By Todd Cohen
WINSTON-SALEM, N.C. — After building half-a-dozen houses on a tough block in downtown Winston-Salem, Habitat for Humanity of Forsyth County and 58 United Methodist churches are geared to do more.
“An investment in an unstable, volatile neighborhood can dramatically change the whole environment,” says Sonja Murray, Habitat’s director of development.
That lesson did not come easily, though, and key players needed coaxing.
The catalyst was Centenary United Methodist Church on West Fifth Street. Worried about drugs, prostitutes, homeless people and “drink houses,” the church in 1994 offered to finance and build a Habitat house on 13th Street between Patterson and Ivy avenues.
Habitat previously had built houses only in relatively safe neighborhoods, Murray says, but the church “pushed us to go out of the box.”
Habitat agreed. It then had to find someone to buy the house and live in it, and asked Christine Jones, who lived with two young daughters in another rough neighborhood near 25th Street.
“I told them I was scared,” says Jones, an underwriter at Partners National Health Plans.
When Habitat promised to build more houses on the block, Jones signed on. Centenary built her house and, in December 1994, she moved in.
First Christian Church quickly built a second house for Habitat, which continued its neighborhood revival after all the Methodist churches in the Winston-Salem district offered to finance and build five more Habitat houses on the block.
“It’s better,” says Jones, who concedes the neighborhood still has problems. “We look out for each other. I consider us a family because we’re all Habitat homeowners.”
Starting in March, Habitat will build 10 houses on 14th Street — to which drugs, prostitution and other criminal activity have migrated from 13th Street.
The Methodist churches will raise $360,000 to finance seven of the houses, and 2,000 congregation volunteers will build them.
Habitat is looking for corporate or church sponsors for the other three.
The 15-year-old Forsyth chapter, which has built 141 houses, will build another four or five by the end of the year. It plans to build two-dozen next year, up from 20 this year, and another 30 in 2003.
Habitat’s partnership with the Methodists and the foothold it has established on 13th Street have led to projects in other crime-ridden neighborhoods in partnership with the city and private builders, said Murray.
Habitat built nine houses on 23rd, 24th and Cherry streets, and is building six more in Neil Place, a subdivision in the Boston-Thurmond area. It plans next year to build eight to 12 in the Happy Hill neighborhood near Old Salem.

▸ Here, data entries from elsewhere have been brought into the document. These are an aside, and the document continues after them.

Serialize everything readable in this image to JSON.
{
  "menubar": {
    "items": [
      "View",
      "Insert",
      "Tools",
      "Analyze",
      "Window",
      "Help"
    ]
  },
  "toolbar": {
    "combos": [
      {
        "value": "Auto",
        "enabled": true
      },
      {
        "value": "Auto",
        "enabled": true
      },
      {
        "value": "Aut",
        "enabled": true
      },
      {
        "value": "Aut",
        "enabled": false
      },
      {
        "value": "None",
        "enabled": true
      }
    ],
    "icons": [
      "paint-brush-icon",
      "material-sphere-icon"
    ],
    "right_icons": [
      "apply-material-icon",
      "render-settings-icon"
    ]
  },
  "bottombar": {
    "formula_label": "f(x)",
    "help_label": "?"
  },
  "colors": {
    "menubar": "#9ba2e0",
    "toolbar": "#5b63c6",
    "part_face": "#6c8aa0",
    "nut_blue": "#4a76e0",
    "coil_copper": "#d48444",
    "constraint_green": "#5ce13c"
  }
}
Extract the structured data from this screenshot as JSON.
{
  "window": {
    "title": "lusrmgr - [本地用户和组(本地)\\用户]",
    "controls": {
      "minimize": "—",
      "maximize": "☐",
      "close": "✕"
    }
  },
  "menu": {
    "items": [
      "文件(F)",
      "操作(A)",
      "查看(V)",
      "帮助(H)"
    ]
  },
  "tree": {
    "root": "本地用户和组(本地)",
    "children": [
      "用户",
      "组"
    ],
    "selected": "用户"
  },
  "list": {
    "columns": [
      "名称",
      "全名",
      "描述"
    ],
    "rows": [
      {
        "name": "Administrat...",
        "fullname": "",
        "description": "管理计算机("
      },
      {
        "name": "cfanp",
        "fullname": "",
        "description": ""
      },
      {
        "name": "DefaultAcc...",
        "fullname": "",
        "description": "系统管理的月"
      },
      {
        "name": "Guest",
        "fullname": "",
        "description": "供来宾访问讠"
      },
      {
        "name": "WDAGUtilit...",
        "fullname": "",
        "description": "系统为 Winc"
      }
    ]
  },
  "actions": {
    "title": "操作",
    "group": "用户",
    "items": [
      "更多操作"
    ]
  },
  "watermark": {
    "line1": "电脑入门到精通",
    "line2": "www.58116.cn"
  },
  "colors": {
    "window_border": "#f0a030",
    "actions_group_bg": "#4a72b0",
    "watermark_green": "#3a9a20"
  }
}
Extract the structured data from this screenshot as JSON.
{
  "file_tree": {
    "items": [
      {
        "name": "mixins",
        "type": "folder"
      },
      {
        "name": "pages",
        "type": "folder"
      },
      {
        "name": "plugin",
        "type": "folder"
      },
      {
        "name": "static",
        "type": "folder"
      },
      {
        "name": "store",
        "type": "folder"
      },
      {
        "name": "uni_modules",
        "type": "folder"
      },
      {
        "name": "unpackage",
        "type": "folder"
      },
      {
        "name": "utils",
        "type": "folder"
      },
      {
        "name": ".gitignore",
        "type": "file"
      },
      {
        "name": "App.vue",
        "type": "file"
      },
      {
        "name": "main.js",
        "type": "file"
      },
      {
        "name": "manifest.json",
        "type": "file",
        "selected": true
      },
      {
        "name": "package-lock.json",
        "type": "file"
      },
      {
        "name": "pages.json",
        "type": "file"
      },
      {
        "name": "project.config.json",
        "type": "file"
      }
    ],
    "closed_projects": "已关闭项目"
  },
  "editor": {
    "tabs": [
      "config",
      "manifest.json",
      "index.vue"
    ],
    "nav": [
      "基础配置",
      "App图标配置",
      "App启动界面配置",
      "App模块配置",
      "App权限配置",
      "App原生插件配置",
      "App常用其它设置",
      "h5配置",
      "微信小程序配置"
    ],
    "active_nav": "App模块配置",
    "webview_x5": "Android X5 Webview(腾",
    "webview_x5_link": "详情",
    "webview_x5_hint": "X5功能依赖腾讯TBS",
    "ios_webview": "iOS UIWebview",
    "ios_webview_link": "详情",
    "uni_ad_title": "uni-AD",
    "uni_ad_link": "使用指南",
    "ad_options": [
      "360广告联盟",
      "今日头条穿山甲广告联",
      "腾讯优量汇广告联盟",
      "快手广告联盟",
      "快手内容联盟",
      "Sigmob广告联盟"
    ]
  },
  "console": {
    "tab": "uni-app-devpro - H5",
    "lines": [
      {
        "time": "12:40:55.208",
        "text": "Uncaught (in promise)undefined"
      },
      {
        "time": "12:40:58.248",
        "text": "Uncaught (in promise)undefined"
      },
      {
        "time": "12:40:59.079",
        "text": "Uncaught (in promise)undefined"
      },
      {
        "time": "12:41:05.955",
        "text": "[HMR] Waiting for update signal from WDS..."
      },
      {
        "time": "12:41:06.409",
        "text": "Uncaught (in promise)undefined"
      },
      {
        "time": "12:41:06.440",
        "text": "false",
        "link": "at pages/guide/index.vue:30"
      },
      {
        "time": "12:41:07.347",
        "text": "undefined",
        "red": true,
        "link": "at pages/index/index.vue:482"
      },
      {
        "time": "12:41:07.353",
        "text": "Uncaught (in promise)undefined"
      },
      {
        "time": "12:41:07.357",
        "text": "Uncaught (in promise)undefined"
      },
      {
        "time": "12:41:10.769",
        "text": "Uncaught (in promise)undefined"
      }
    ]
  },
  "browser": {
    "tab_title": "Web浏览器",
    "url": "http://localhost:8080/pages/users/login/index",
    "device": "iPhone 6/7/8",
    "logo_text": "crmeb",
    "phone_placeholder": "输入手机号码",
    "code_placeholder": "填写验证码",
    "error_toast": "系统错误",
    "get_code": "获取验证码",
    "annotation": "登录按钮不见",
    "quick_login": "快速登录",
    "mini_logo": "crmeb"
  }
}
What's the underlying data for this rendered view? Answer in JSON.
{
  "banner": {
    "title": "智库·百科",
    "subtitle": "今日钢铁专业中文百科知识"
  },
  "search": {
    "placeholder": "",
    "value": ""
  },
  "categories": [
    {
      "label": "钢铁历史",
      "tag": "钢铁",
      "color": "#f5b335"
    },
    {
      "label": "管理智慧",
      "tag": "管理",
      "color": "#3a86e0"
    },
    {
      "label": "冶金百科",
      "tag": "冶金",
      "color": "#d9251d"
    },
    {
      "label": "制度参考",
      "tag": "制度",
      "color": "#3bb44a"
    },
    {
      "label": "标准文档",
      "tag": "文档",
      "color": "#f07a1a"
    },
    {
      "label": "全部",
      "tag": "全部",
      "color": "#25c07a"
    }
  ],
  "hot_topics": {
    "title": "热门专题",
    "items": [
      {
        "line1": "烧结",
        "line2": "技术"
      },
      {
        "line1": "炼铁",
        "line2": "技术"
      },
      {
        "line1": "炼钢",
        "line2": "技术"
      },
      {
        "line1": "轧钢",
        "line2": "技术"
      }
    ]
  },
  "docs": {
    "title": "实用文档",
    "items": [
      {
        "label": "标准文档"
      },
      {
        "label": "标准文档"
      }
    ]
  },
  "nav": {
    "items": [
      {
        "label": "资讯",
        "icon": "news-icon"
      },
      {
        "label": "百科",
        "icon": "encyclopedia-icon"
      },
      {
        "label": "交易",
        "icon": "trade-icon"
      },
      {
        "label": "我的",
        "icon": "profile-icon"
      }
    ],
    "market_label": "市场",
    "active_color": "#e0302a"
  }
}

The 13th Street project “totally changed Habitat’s perspective,” says former board member Max Morgan, who co-chaired the Methodists’ financing of the project. “Instead of only building houses for the working poor, we expanded the mission to also bringing about change in neighborhoods.”